The wine industry has been urged to “assess the threat” posed by the recent growth of the cider category in global markets by Rabobank in its Wine Quarterly Q3 2015 report.
Recent growth in the category, particularly in New World countries, has put the category “squarely back on the beverage alcohol map”, says Rabobank beverage analyst Marc Soccio, positioning itself as a “real threat” to competing alcohol beverage categories.
The UK remains the biggest market for cider, which consumes two-fifths of global volumes, despite a slight drop in volumes in 2014. Outside of Europe, New World countries such as the US, South Africa and Australia are considered the “next frontier” for cider, with markets quickly expanding. In the US, sales of cider have tripled since 2012 rising from around 2.3 million cases to 7.8m in 2014.

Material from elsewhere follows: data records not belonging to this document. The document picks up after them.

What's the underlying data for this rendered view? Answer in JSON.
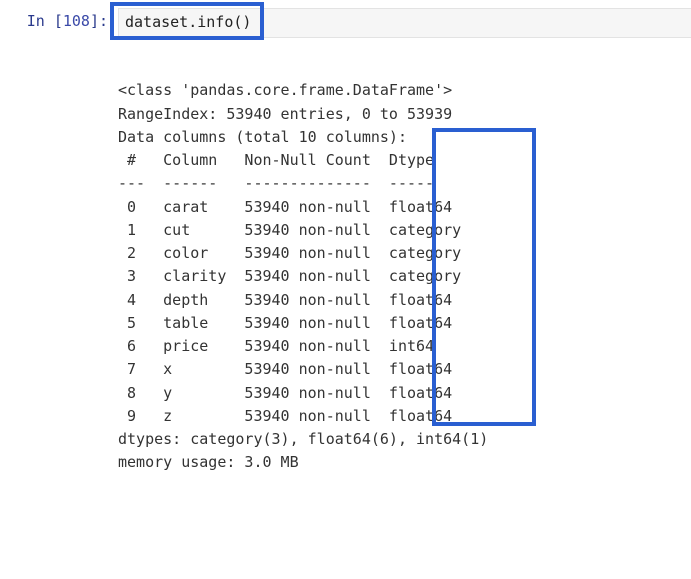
{
  "cell": {
    "prompt_label": "In ",
    "exec_count": "108",
    "code": "dataset.info()"
  },
  "output": {
    "class_line": "<class 'pandas.core.frame.DataFrame'>",
    "rangeindex_line": "RangeIndex: 53940 entries, 0 to 53939",
    "datacolumns_line": "Data columns (total 10 columns):",
    "header_line": " #   Column   Non-Null Count  Dtype   ",
    "sep_line": "---  ------   --------------  -----   ",
    "columns": [
      {
        "idx": "0",
        "name": "carat",
        "nn": "53940 non-null",
        "dtype": "float64"
      },
      {
        "idx": "1",
        "name": "cut",
        "nn": "53940 non-null",
        "dtype": "category"
      },
      {
        "idx": "2",
        "name": "color",
        "nn": "53940 non-null",
        "dtype": "category"
      },
      {
        "idx": "3",
        "name": "clarity",
        "nn": "53940 non-null",
        "dtype": "category"
      },
      {
        "idx": "4",
        "name": "depth",
        "nn": "53940 non-null",
        "dtype": "float64"
      },
      {
        "idx": "5",
        "name": "table",
        "nn": "53940 non-null",
        "dtype": "float64"
      },
      {
        "idx": "6",
        "name": "price",
        "nn": "53940 non-null",
        "dtype": "int64"
      },
      {
        "idx": "7",
        "name": "x",
        "nn": "53940 non-null",
        "dtype": "float64"
      },
      {
        "idx": "8",
        "name": "y",
        "nn": "53940 non-null",
        "dtype": "float64"
      },
      {
        "idx": "9",
        "name": "z",
        "nn": "53940 non-null",
        "dtype": "float64"
      }
    ],
    "dtypes_line": "dtypes: category(3), float64(6), int64(1)",
    "memory_line": "memory usage: 3.0 MB"
  }
}
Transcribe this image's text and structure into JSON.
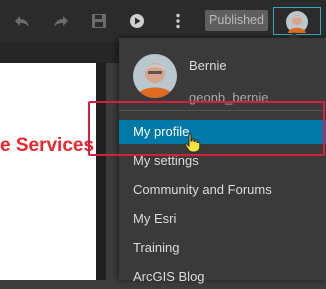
{
  "toolbar": {
    "published_label": "Published",
    "icons": [
      "undo-icon",
      "redo-icon",
      "save-icon",
      "play-icon",
      "more-vertical-icon"
    ]
  },
  "canvas": {
    "heading_text": "e Services",
    "heading_color": "#e8262c"
  },
  "user_menu": {
    "name": "Bernie",
    "username": "geonb_bernie",
    "items": [
      {
        "label": "My profile",
        "active": true
      },
      {
        "label": "My settings"
      },
      {
        "label": "Community and Forums"
      },
      {
        "label": "My Esri"
      },
      {
        "label": "Training"
      },
      {
        "label": "ArcGIS Blog"
      }
    ]
  },
  "colors": {
    "accent": "#0079a8",
    "highlight_box": "#d3203f",
    "toolbar_bg": "#2b2b2b",
    "menu_bg": "#3a3a3a"
  }
}
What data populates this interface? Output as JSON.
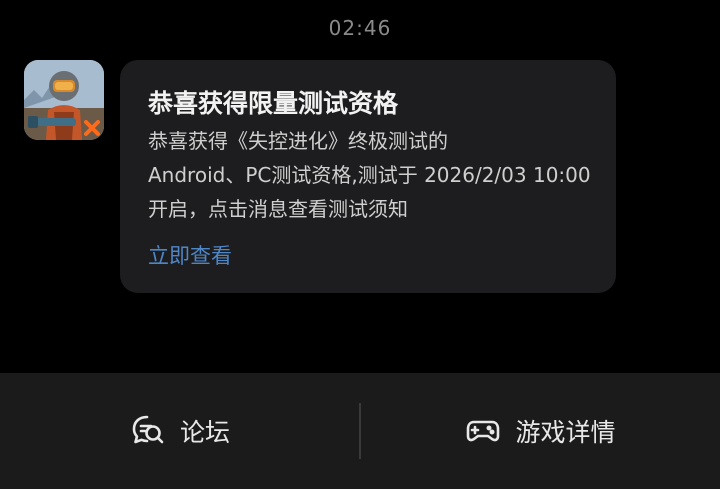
{
  "timestamp": "02:46",
  "notification": {
    "app_icon": "game-app-icon",
    "title": "恭喜获得限量测试资格",
    "body_lines": [
      "恭喜获得《失控进化》终极测试的",
      "Android、PC测试资格,测试于 2026/2/03 10:00",
      "开启，点击消息查看测试须知"
    ],
    "link_label": "立即查看",
    "link_color": "#4f86c6"
  },
  "bottom_bar": {
    "forum": {
      "icon": "chat-search-icon",
      "label": "论坛"
    },
    "details": {
      "icon": "gamepad-icon",
      "label": "游戏详情"
    }
  }
}
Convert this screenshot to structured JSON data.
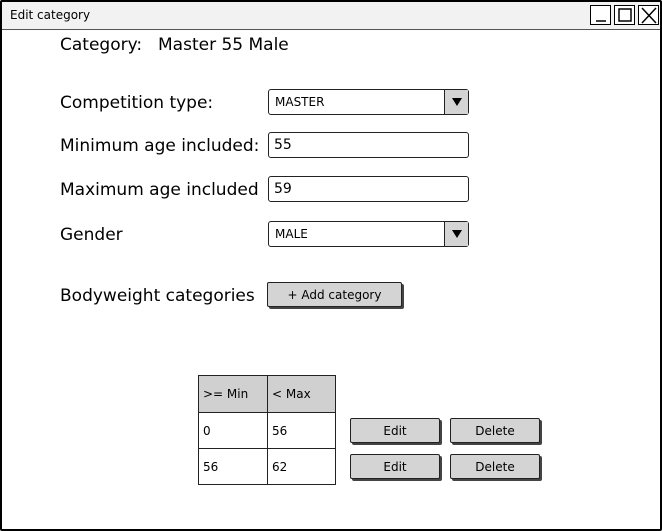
{
  "window": {
    "title": "Edit category",
    "controls": {
      "minimize": "_",
      "maximize": "□",
      "close": "×"
    }
  },
  "category": {
    "label": "Category:",
    "value": "Master 55 Male"
  },
  "form": {
    "competition_type": {
      "label": "Competition type:",
      "value": "MASTER"
    },
    "min_age": {
      "label": "Minimum age included:",
      "value": "55"
    },
    "max_age": {
      "label": "Maximum age included",
      "value": "59"
    },
    "gender": {
      "label": "Gender",
      "value": "MALE"
    }
  },
  "bodyweight": {
    "label": "Bodyweight categories",
    "add_button": "+ Add category",
    "columns": [
      ">= Min",
      "< Max"
    ],
    "rows": [
      {
        "min": "0",
        "max": "56"
      },
      {
        "min": "56",
        "max": "62"
      }
    ],
    "edit_label": "Edit",
    "delete_label": "Delete"
  },
  "colors": {
    "button_fill": "#d4d4d4",
    "header_fill": "#d0d0d0",
    "border": "#222222"
  }
}
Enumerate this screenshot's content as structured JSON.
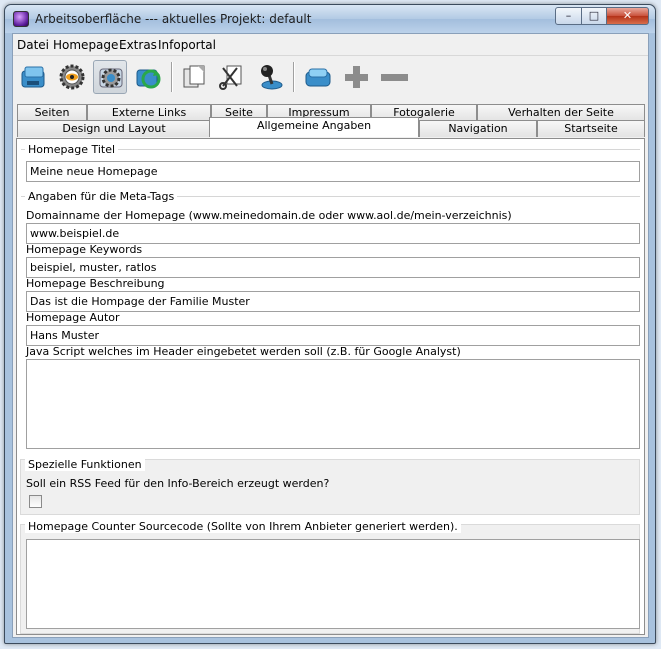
{
  "window": {
    "title": "Arbeitsoberfläche --- aktuelles Projekt: default"
  },
  "menu": [
    "Datei",
    "Homepage",
    "Extras",
    "Infoportal"
  ],
  "toolbar": {
    "icons": [
      "disk-icon",
      "gear-eye-icon",
      "settings-icon",
      "refresh-icon",
      "document-icon",
      "cut-icon",
      "joystick-icon",
      "disk-blue-icon",
      "plus-icon",
      "minus-icon"
    ]
  },
  "tabs": {
    "row1": [
      "Seiten",
      "Externe Links",
      "Seite",
      "Impressum",
      "Fotogalerie",
      "Verhalten der Seite"
    ],
    "row2": [
      "Design und Layout",
      "Allgemeine Angaben",
      "Navigation",
      "Startseite"
    ],
    "active": "Allgemeine Angaben"
  },
  "form": {
    "title_group": "Homepage Titel",
    "title_value": "Meine neue Homepage",
    "meta_group": "Angaben für die Meta-Tags",
    "domain_label": "Domainname der Homepage (www.meinedomain.de oder www.aol.de/mein-verzeichnis)",
    "domain_value": "www.beispiel.de",
    "keywords_label": "Homepage Keywords",
    "keywords_value": "beispiel, muster, ratlos",
    "desc_label": "Homepage Beschreibung",
    "desc_value": "Das ist die Hompage der Familie Muster",
    "author_label": "Homepage Autor",
    "author_value": "Hans Muster",
    "js_label": "Java Script welches im Header eingebetet werden soll (z.B. für Google Analyst)",
    "special_group": "Spezielle Funktionen",
    "rss_label": "Soll ein RSS Feed für den Info-Bereich erzeugt werden?",
    "rss_checked": false,
    "counter_group": "Homepage Counter Sourcecode (Sollte von Ihrem Anbieter generiert werden)."
  },
  "colors": {
    "window_frame": "#a8c2de",
    "close_button": "#c9513b",
    "panel_bg": "#ffffff"
  }
}
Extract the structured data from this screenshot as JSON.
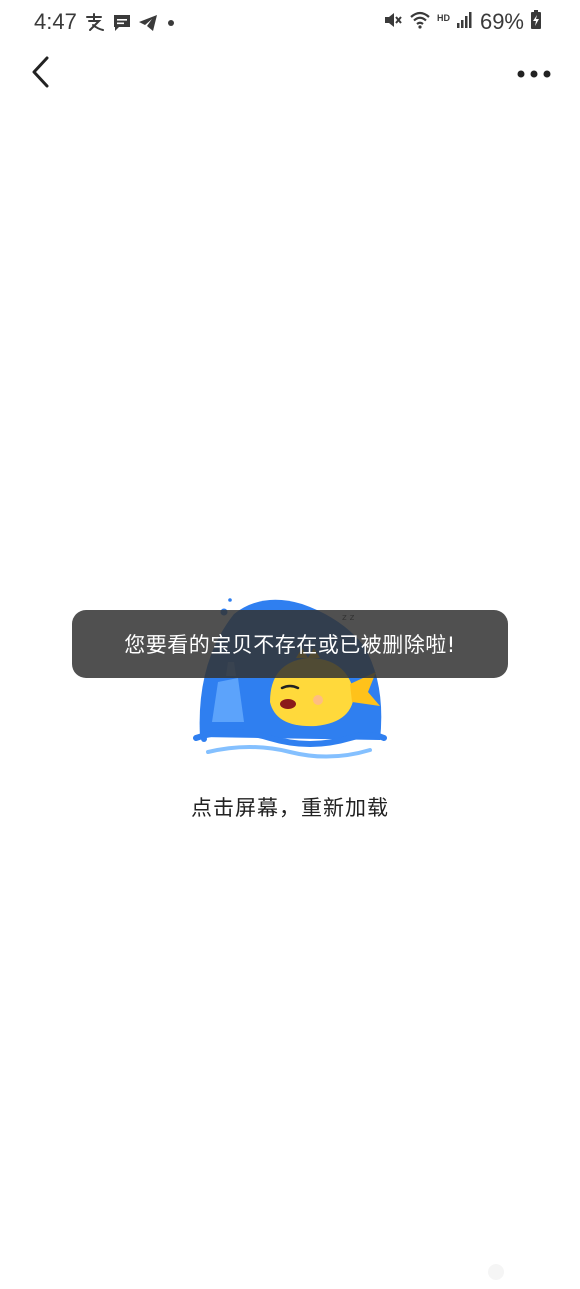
{
  "status_bar": {
    "time": "4:47",
    "battery": "69%",
    "network_badge": "HD",
    "left_icons": [
      "alipay-icon",
      "message-icon",
      "telegram-icon",
      "dot-icon"
    ],
    "right_icons": [
      "mute-icon",
      "wifi-icon",
      "signal-icon",
      "battery-charging-icon"
    ]
  },
  "nav": {
    "back_icon": "chevron-left-icon",
    "more_icon": "more-dots-icon"
  },
  "toast": {
    "message": "您要看的宝贝不存在或已被删除啦!"
  },
  "content": {
    "reload_label": "点击屏幕，重新加载"
  },
  "colors": {
    "illustration_blue": "#2f7ff0",
    "fish_yellow": "#ffd93b",
    "toast_bg": "#333333"
  }
}
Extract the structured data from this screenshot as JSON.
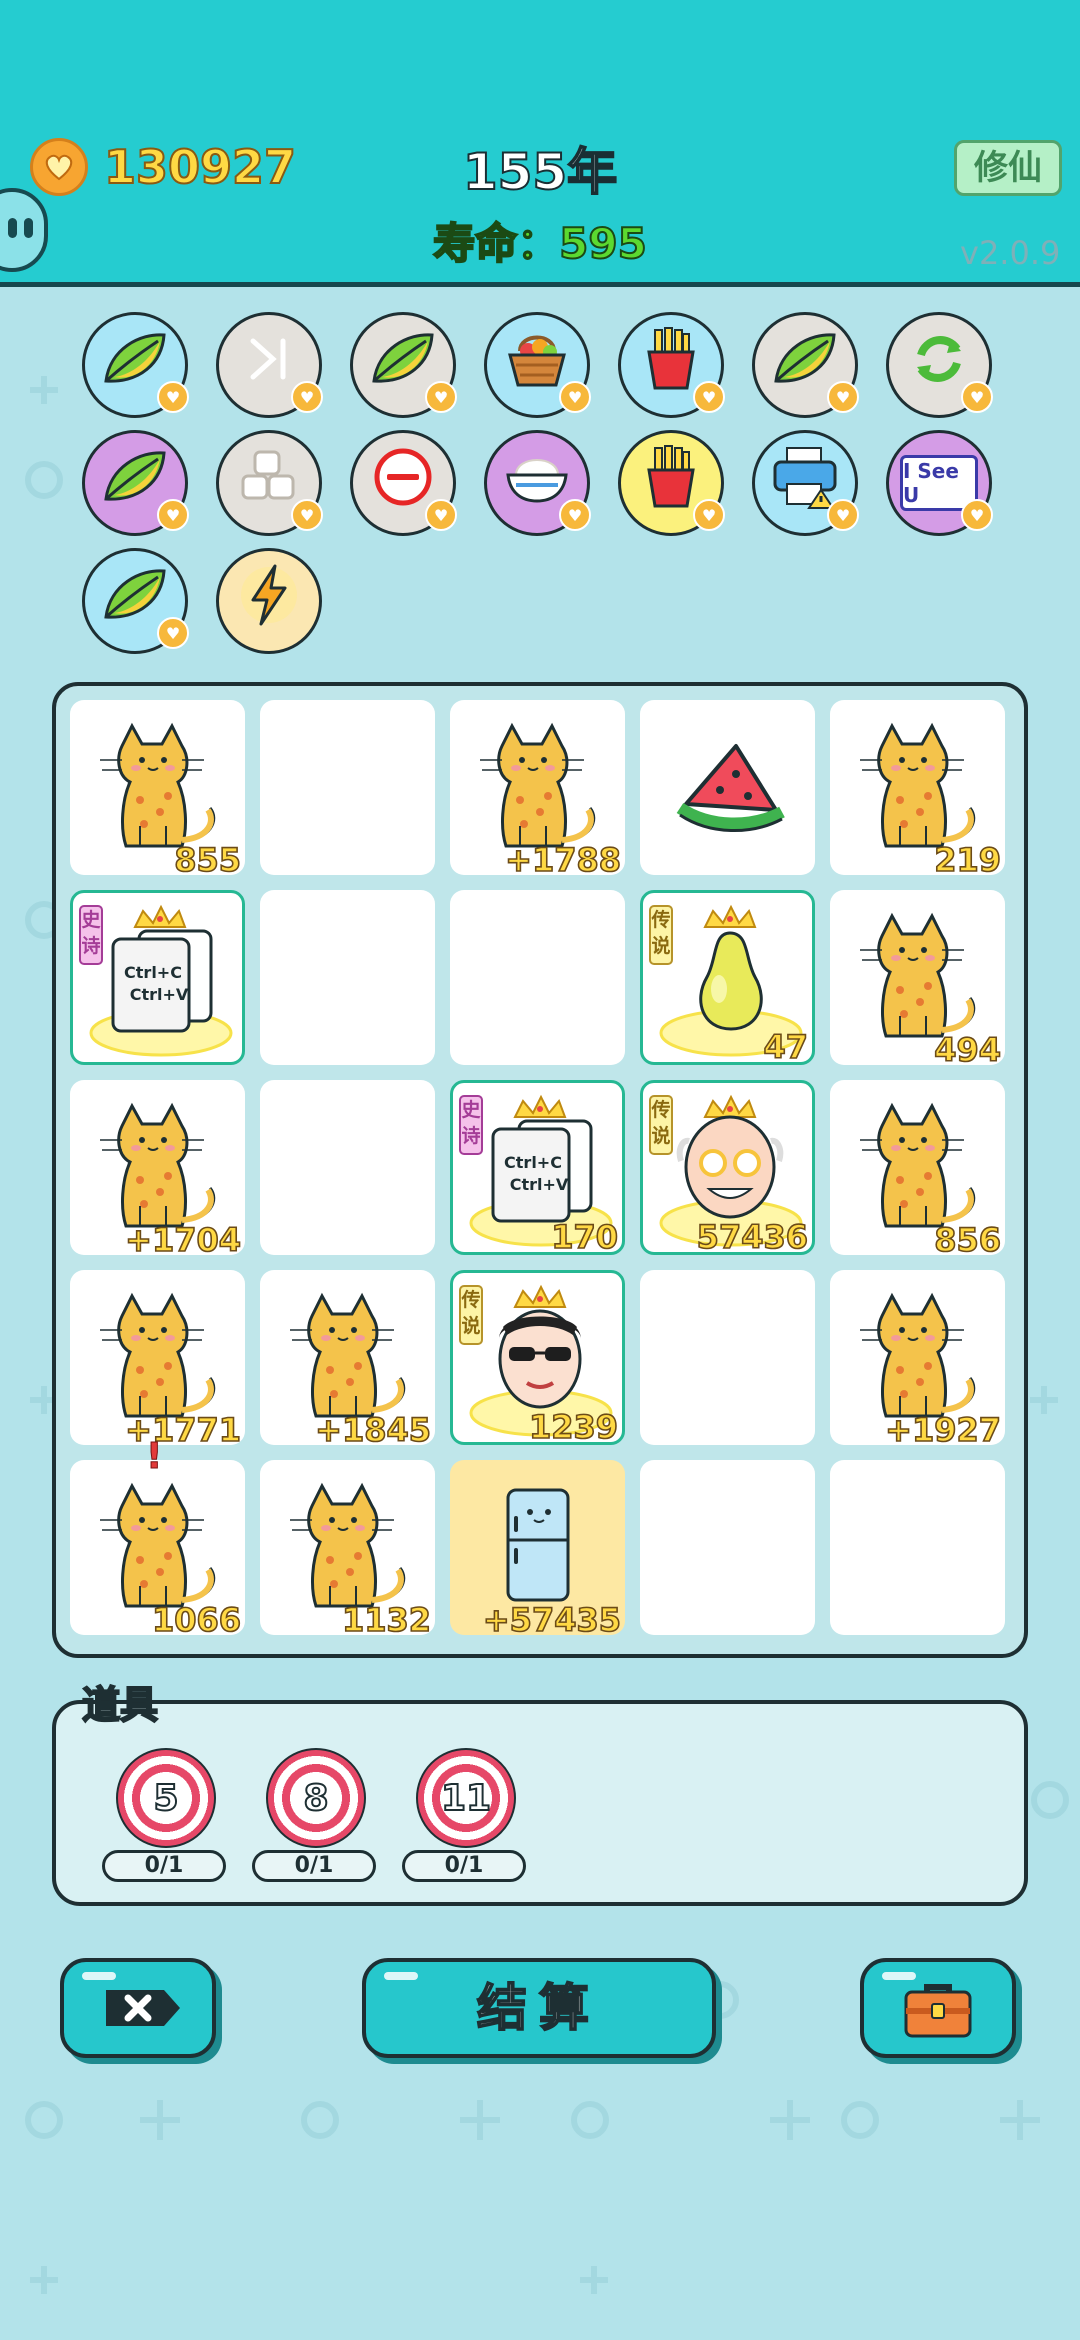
{
  "header": {
    "coins": "130927",
    "year": "155年",
    "life": "寿命：595",
    "xiuxian_button": "修仙",
    "version": "v2.0.9"
  },
  "skills": [
    {
      "icon": "leaf-icon",
      "color": "blue"
    },
    {
      "icon": "skip-icon",
      "color": "gray"
    },
    {
      "icon": "leaf-icon",
      "color": "gray"
    },
    {
      "icon": "fruit-basket-icon",
      "color": "blue"
    },
    {
      "icon": "fries-icon",
      "color": "blue"
    },
    {
      "icon": "leaf-icon",
      "color": "gray"
    },
    {
      "icon": "refresh-icon",
      "color": "gray"
    },
    {
      "icon": "leaf-icon",
      "color": "purple"
    },
    {
      "icon": "tofu-icon",
      "color": "gray"
    },
    {
      "icon": "minus-circle-icon",
      "color": "gray"
    },
    {
      "icon": "rice-bowl-icon",
      "color": "purple"
    },
    {
      "icon": "fries-icon",
      "color": "yellow"
    },
    {
      "icon": "printer-icon",
      "color": "blue"
    },
    {
      "icon": "i-see-u-icon",
      "color": "purple",
      "label": "I See U"
    },
    {
      "icon": "leaf-icon",
      "color": "blue"
    },
    {
      "icon": "lightning-icon",
      "color": "cream"
    }
  ],
  "board": {
    "cells": [
      {
        "type": "cat",
        "num": "855"
      },
      {
        "type": "empty"
      },
      {
        "type": "cat",
        "num": "+1788"
      },
      {
        "type": "watermelon"
      },
      {
        "type": "cat",
        "num": "219"
      },
      {
        "type": "copy",
        "tag": "史诗",
        "rarity": "epic"
      },
      {
        "type": "empty"
      },
      {
        "type": "empty"
      },
      {
        "type": "pear",
        "tag": "传说",
        "rarity": "legend",
        "num": "47"
      },
      {
        "type": "cat",
        "num": "494"
      },
      {
        "type": "cat",
        "num": "+1704"
      },
      {
        "type": "empty"
      },
      {
        "type": "copy",
        "tag": "史诗",
        "rarity": "epic",
        "num": "170"
      },
      {
        "type": "oldman",
        "tag": "传说",
        "rarity": "legend",
        "num": "57436"
      },
      {
        "type": "cat",
        "num": "856"
      },
      {
        "type": "cat",
        "num": "+1771"
      },
      {
        "type": "cat",
        "num": "+1845"
      },
      {
        "type": "sunglasses",
        "tag": "传说",
        "rarity": "legend",
        "num": "1239"
      },
      {
        "type": "empty"
      },
      {
        "type": "cat",
        "num": "+1927"
      },
      {
        "type": "cat",
        "num": "1066",
        "alert": "!"
      },
      {
        "type": "cat",
        "num": "1132"
      },
      {
        "type": "fridge",
        "num": "+57435"
      },
      {
        "type": "empty"
      },
      {
        "type": "empty"
      }
    ],
    "copy_text_1": "Ctrl+C",
    "copy_text_2": "Ctrl+V"
  },
  "items": {
    "title": "道具",
    "list": [
      {
        "value": "5",
        "count": "0/1"
      },
      {
        "value": "8",
        "count": "0/1"
      },
      {
        "value": "11",
        "count": "0/1"
      }
    ]
  },
  "buttons": {
    "settle": "结算"
  },
  "colors": {
    "header": "#25ccd0",
    "background": "#b3e3ea",
    "number": "#ffd944",
    "epic": "#a43c97",
    "legend": "#b6932a"
  }
}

Rabobank’s analysis ties in with a report published last month by Canadean, which predicted that cider will grow around 5% annually to reach over three billion litres in 2020, due to the category’s growing strength in the US, Australia and South Africa.
Such growth in New World countries has been attributed by Rabobank to the growing popularity of cider among “younger, more affluent consumers”.
“In the past decade, the cider category has gone a long way to discard its old fashioned image and connect with a new wave of consumers”, said Soccio.
“Not unlike the rise of craft beer before it, the recent success of cider producers in tapping into a seemingly ready and growing global market has provided further evidence of rising segmentation within many developed alcoholic beverage markets. Sensing the opportunity, new and existing suppliers are busy testing the boundaries of the cider category, with a surge in product innovation and marketing activity.”
The report warned wine producers to assess the “current and future threat” posed by cider to their markets as the category once again “enters the big leagues of the alcoholic beverage market”
Global wine consumption is estimated to have fallen by 1% in 2014, while global wine supply is estimated to have fallen by nearly 5% since 2013 which saw smaller harvests in Italy (-17%), Spain (-6%) and Chile (-18%. It is hoped larger harvest in 2015 will help redress this imbalance.
“Cider might be consumed more like beer, but the wine industry needs to come to terms with the fact that cider is not solely a threat to the beer category. The impact might still be at the margin, but wine companies need to seriously consider what might lead their current and future consumers astray”, stressed says Soccio.